Book Review: Threat Modeling
Threat Modeling by our own Frank Swiderski and Window Snyder is one of those books you should read. Threat modeling may not be new, but if you’re new to threat modeling you should pick up this book.
Threat modeling is about understanding threats to your application or feature and deciding how to mitigate those threats so that you aren’t left with vulnerabilities. This book is designed to help program managers, developers, and testers alike throughout the development lifecycle to construct and maintain threat models. Frank even wrote a tool to help ease the process of maintaining the threat model document available from the Microsoft Download Center that utilizes a simple tree view and allows you to associate nodes, like assigning roles to threats.
The book is short at only a 169 pages but it could be shorter. My biggest complaint with this book is that it’s incredibly redundant. The first two chapters are spent discussing why threat modeling is important. It is a valid point, as many people may be wondering why threat modeling is important or even what it is. Two chapters may be a little extensive, though, and constantly repeat the same ideas.
Page 13 of the introduction does make a statement that might help in avoiding much of this redundancy:
Development team members who want to skim this book for an overview should look at Chapter 2, which describes the overall threat modeling process. Chapters 3 and 5 will also be valuable to those looking for shortcuts because they describe entry points, assets, and the threat profile. Chapter 4 describes bounding the threat modeling discussion. The rest of the chapters, which flesh out the threat modeling process, will be most important for a project’s security process manager.
I, of course, read the whole thing. So, some redundancy is warranted, since this book itself implies that it is a sort of reference book. But even consecutive sections within the aforementioned chapters repeat the same statements. There is a difference between driving a point home and driving your reader crazy.
I would also add that – if you are going to use the book as a reference – you take a look at Part 4 – appendices A, B, and C – which are entire threat model documents for the three example features used throughout the book.

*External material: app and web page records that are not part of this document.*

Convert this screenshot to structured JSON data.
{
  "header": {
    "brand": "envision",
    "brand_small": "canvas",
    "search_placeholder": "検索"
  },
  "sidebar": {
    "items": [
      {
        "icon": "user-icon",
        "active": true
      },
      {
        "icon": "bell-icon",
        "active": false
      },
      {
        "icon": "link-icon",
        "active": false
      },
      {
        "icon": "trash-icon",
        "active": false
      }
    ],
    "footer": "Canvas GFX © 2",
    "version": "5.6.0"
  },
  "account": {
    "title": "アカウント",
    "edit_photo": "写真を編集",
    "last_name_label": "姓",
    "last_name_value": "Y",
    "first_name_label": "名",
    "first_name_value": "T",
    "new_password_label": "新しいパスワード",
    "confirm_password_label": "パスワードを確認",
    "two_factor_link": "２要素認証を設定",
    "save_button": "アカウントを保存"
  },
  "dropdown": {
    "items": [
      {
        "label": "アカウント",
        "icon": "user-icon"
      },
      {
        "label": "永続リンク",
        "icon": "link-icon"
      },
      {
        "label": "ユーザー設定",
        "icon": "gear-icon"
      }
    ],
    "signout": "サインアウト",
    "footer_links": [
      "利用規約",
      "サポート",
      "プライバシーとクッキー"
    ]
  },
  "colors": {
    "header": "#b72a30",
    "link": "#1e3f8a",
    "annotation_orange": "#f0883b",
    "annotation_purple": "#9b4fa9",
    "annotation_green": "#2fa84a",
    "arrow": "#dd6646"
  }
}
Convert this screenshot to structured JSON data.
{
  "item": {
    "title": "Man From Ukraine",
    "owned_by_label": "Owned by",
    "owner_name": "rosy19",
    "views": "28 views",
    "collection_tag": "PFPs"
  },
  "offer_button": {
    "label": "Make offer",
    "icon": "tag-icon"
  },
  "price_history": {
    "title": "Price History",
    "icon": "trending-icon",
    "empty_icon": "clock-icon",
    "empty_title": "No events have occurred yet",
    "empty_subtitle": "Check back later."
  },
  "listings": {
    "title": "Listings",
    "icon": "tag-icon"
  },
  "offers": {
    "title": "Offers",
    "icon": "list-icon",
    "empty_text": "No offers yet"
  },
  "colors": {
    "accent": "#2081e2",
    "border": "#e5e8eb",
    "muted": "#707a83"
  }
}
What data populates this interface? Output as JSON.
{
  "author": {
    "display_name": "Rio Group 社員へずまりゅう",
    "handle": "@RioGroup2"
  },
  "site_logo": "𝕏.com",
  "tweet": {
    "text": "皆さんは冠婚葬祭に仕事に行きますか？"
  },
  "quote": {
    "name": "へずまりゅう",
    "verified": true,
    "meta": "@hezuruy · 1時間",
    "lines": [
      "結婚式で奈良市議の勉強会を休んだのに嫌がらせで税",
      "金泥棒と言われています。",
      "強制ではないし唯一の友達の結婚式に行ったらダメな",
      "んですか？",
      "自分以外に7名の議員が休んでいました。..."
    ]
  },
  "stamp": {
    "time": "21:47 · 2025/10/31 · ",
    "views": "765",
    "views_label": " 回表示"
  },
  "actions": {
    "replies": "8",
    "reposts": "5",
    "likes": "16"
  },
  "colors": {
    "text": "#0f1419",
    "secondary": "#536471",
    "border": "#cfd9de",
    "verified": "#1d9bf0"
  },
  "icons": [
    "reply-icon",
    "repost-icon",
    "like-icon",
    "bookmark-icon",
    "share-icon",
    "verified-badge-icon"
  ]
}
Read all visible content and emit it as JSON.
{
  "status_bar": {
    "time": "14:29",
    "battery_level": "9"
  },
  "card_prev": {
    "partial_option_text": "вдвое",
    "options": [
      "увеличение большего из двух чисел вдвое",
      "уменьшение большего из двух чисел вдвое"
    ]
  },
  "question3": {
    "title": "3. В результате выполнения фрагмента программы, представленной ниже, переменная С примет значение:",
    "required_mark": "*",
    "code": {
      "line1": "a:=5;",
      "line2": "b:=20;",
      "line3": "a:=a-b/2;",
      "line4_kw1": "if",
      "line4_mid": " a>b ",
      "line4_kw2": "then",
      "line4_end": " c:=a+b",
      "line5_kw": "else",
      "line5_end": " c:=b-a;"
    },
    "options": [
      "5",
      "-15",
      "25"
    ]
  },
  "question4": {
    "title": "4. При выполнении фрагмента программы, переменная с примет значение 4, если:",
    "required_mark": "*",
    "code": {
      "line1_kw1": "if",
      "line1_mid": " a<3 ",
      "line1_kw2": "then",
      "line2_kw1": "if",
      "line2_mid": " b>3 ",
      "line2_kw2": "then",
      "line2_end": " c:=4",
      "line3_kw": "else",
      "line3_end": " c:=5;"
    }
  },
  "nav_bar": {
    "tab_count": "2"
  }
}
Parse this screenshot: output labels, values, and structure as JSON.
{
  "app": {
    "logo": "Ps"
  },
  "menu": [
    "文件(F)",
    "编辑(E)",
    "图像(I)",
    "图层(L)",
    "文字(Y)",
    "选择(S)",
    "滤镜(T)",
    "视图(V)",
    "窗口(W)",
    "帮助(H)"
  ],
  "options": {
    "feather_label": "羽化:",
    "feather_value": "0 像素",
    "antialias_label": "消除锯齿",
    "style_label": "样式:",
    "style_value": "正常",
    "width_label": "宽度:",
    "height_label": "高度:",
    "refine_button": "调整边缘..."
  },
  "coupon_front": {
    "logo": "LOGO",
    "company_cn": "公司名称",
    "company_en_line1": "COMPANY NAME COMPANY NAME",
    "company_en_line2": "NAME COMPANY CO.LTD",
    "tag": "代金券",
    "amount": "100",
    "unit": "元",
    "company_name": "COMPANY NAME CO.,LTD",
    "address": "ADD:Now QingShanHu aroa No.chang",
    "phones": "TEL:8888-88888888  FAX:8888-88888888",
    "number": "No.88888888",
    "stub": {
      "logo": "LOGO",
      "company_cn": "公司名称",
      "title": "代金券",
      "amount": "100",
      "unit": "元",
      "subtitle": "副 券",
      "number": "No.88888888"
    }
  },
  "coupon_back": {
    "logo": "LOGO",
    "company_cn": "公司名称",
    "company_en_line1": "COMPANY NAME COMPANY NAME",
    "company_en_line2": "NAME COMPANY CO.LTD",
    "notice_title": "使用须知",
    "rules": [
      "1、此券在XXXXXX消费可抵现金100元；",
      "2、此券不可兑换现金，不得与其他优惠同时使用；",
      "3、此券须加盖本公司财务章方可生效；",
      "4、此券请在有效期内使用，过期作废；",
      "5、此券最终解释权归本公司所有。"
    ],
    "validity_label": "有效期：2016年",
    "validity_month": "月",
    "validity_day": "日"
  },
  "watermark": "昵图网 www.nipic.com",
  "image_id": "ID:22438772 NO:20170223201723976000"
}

This book is a good book for anyone in software design and development to understand how to write secure software. Every entry and exit point is a threat, and unmitigated threats are vulnerabilities. Feature- and program-level threat modeling can help to mitigate those threats by identifying use cases and non-use cases for those entry points, roles accessing those entry points, threats associated with those entry points using the STRIDE classification (Spoofing, Tampering, Repudiation, Denial of service, and Elevation of privilege), the risk a threat poses using a DREAD rank (Damage potential, Reproducibility, Exploitability, Affected users, and Discoverability), and internal and external notes about the threats. The book also points out that a threat model document is a living document, meaning that it should be kept current as the design of the feature or program changes.